Copy each line containing the word "value" from the records that follow, please.

··· INPUT DATA ···

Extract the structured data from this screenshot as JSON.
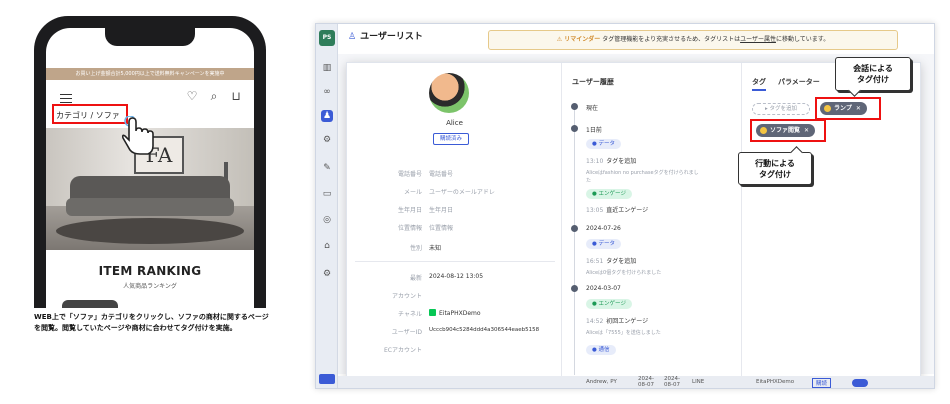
{
  "phone": {
    "promo": "お買い上げ金額合計5,000円以上で送料無料キャンペーンを実施中",
    "breadcrumb": "カテゴリ / ソファ",
    "hero_frame_text": "FA",
    "ranking_title": "ITEM RANKING",
    "ranking_sub": "人気商品ランキング",
    "icons": [
      "heart-icon",
      "search-icon",
      "cart-icon"
    ],
    "caption": "WEB上で「ソファ」カテゴリをクリックし、ソファの商材に関するページを閲覧。閲覧していたページや商材に合わせてタグ付けを実施。"
  },
  "app": {
    "logo": "PS",
    "page_title": "ユーザーリスト",
    "banner_warn": "⚠ リマインダー",
    "banner_text": "タグ管理機能をより充実させるため、タグリストは",
    "banner_link": "ユーザー属性",
    "banner_tail": "に移動しています。",
    "profile": {
      "name": "Alice",
      "badge": "購読済み",
      "fields": [
        {
          "label": "電話番号",
          "value": "電話番号"
        },
        {
          "label": "メール",
          "value": "ユーザーのメールアドレ"
        },
        {
          "label": "生年月日",
          "value": "生年月日"
        },
        {
          "label": "位置情報",
          "value": "位置情報"
        },
        {
          "label": "性別",
          "value": "未知"
        }
      ],
      "meta": [
        {
          "label": "最新",
          "value": "2024-08-12 13:05"
        },
        {
          "label": "アカウント",
          "value": ""
        },
        {
          "label": "チャネル",
          "value": "EitaPHXDemo"
        },
        {
          "label": "ユーザーID",
          "value": "Ucccb904c5284ddd4a306544eaeb5158"
        },
        {
          "label": "ECアカウント",
          "value": ""
        }
      ]
    },
    "history": {
      "title": "ユーザー履歴",
      "now": "現在",
      "day1": "1日前",
      "chip_data": "● データ",
      "ev1_time": "13:10",
      "ev1_title": "タグを追加",
      "ev1_desc": "Aliceはfashion no purchaseタグを付けられまし",
      "ev1_desc2": "た",
      "chip_eng": "● エンゲージ",
      "ev2_time": "13:05",
      "ev2_title": "直近エンゲージ",
      "date2": "2024-07-26",
      "ev3_time": "16:51",
      "ev3_title": "タグを追加",
      "ev3_desc": "Aliceは0個タグを付けられました",
      "date3": "2024-03-07",
      "ev4_time": "14:52",
      "ev4_title": "初回エンゲージ",
      "ev4_desc": "Aliceは「7555」を送信しました",
      "chip_push": "● 通信"
    },
    "tags": {
      "tab_tag": "タグ",
      "tab_param": "パラメーター",
      "add_tag": "タグを追加",
      "chip1": "ランプ",
      "chip2": "ソファ閲覧"
    },
    "callout_talk": "会話による\nタグ付け",
    "callout_act": "行動による\nタグ付け",
    "bottom": {
      "user": "Andrew, PY",
      "d1": "2024-\n08-07",
      "d2": "2024-\n08-07",
      "ch": "LINE",
      "acct": "EitaPHXDemo",
      "btn": "購読"
    }
  },
  "colors": {
    "accent": "#3b5bd6",
    "highlight": "#e11111",
    "tag_chip": "#5f6677",
    "engage": "#1c9a55"
  }
}
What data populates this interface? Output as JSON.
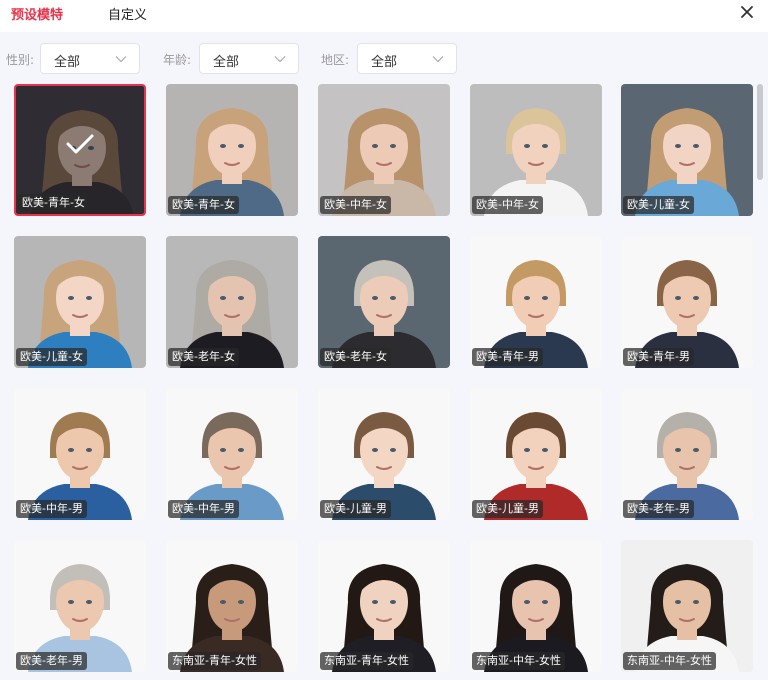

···

** COMPLETED TASK **
          "value": "電話番号"
          "value": "ユーザーのメールアドレ"
          "value": "生年月日"
          "value": "位置情報"
          "value": "未知"
          "value": "2024-08-12 13:05"
          "value": ""
          "value": "EitaPHXDemo"
          "value": "Ucccb904c5284ddd4a306544eaeb5158"
          "value": ""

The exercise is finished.